Let’s look and see where it came from. Again looking at the Verizon report, the most common attack vector is from a remote hacker installing their malware on your machine after something like a firewall breach. This was followed by e-mail attachments and then infection from nefarious web-sites. One incident detailed in the report was a US Bank who late on a Friday afternoon had three internal employees receive an e-mail from the FDIC. There was an attachment to the email that didn’t open as expected, when Monday came around several million dollars were missing from the bank. Guess who’s access credentials were used by the hackers? You got it – those three employees.
So how do you protect yourself from this kind of malware? First and most importantly education. Your computer users need to know what is an expected operation on their computer and what is not expected. They need to know not to click on a web-site that says “scan your computer now” – they need to know that unexpected attachments in e-mails could be a threat to the security of the network. They need to know that if they suspect something – who to report it to, when to report it and what kind of information to provide. The also need to know that your IT Dept and the Administration, rather than retaliate through termination for a mistake, would prefer to patch the computer or plug that hole in the network – than come in on Monday and realize they are missing a couple million bucks.

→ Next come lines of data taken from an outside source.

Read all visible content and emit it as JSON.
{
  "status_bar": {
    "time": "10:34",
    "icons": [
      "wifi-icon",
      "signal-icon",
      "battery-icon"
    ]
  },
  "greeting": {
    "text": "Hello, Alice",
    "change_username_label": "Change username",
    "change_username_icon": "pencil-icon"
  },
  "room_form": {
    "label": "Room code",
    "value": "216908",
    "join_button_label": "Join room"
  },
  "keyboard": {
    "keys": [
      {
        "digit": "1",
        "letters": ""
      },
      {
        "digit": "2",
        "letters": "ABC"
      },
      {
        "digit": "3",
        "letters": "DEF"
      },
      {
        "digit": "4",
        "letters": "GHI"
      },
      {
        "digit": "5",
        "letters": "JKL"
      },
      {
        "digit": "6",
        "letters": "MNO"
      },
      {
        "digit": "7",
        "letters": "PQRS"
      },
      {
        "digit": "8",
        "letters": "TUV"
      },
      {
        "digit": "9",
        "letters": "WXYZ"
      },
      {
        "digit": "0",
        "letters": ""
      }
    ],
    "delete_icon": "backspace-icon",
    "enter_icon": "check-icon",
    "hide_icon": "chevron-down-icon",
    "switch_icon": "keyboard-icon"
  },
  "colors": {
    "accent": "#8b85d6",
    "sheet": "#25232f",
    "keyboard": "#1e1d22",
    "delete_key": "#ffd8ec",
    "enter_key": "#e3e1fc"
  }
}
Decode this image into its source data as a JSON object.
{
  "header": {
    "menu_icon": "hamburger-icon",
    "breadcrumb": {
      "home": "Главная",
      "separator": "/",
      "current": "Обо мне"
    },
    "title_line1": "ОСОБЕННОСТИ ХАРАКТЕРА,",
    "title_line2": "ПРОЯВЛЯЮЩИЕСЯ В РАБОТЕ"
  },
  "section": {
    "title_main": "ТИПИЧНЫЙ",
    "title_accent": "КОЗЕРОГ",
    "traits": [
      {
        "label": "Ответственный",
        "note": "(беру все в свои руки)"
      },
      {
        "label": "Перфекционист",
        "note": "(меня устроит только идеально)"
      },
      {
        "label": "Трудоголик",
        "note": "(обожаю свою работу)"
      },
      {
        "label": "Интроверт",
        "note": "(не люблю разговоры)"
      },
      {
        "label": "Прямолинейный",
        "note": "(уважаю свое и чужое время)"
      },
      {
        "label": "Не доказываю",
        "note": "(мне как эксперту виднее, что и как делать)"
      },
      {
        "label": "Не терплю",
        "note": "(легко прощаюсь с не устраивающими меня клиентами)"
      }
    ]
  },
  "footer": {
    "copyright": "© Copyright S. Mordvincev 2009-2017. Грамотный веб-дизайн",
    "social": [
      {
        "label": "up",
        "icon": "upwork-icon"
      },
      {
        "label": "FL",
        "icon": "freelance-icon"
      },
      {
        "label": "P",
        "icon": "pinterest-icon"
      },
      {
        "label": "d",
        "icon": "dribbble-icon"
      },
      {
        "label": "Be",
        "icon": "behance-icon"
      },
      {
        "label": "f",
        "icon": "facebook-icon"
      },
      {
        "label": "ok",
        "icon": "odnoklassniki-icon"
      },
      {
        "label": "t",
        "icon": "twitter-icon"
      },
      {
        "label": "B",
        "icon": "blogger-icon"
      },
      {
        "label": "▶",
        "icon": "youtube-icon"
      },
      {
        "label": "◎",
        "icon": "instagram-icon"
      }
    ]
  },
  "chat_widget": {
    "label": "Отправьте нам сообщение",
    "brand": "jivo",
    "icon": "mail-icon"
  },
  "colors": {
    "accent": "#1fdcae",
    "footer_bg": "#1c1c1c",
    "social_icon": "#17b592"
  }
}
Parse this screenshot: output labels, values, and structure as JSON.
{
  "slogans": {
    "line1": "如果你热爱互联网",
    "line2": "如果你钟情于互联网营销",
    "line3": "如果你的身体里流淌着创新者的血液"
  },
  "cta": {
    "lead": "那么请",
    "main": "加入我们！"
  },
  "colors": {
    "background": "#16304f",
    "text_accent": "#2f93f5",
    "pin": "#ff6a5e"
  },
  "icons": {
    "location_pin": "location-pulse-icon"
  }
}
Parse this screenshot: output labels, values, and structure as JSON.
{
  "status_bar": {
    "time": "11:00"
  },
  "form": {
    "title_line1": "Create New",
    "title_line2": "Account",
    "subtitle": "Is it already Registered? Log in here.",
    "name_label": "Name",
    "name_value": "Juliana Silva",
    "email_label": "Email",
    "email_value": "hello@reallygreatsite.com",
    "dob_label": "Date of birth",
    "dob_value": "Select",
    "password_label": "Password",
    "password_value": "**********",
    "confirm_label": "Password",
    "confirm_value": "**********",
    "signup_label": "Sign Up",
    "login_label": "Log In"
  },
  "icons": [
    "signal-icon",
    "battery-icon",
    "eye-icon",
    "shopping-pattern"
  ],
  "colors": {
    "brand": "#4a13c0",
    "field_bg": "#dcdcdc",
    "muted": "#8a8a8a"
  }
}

The rest of the solution is to keep those security updates, patches, shims and hotfixes current , run that anti-virus and anti-malware software on a set schedule and check the generated reports for issues. (Of course, you’re keeping those virus definitions up to date, right?) Read those network and computer logs, so you can see that large spike in traffic from a computer that shouldn’t be phoning Southeast Asia and realize that something just might be amiss. And if you do suspect something has happened and don’t feel you have the skill-set to handle the issue internally, don’t be afraid to call a well trained professional early in the process.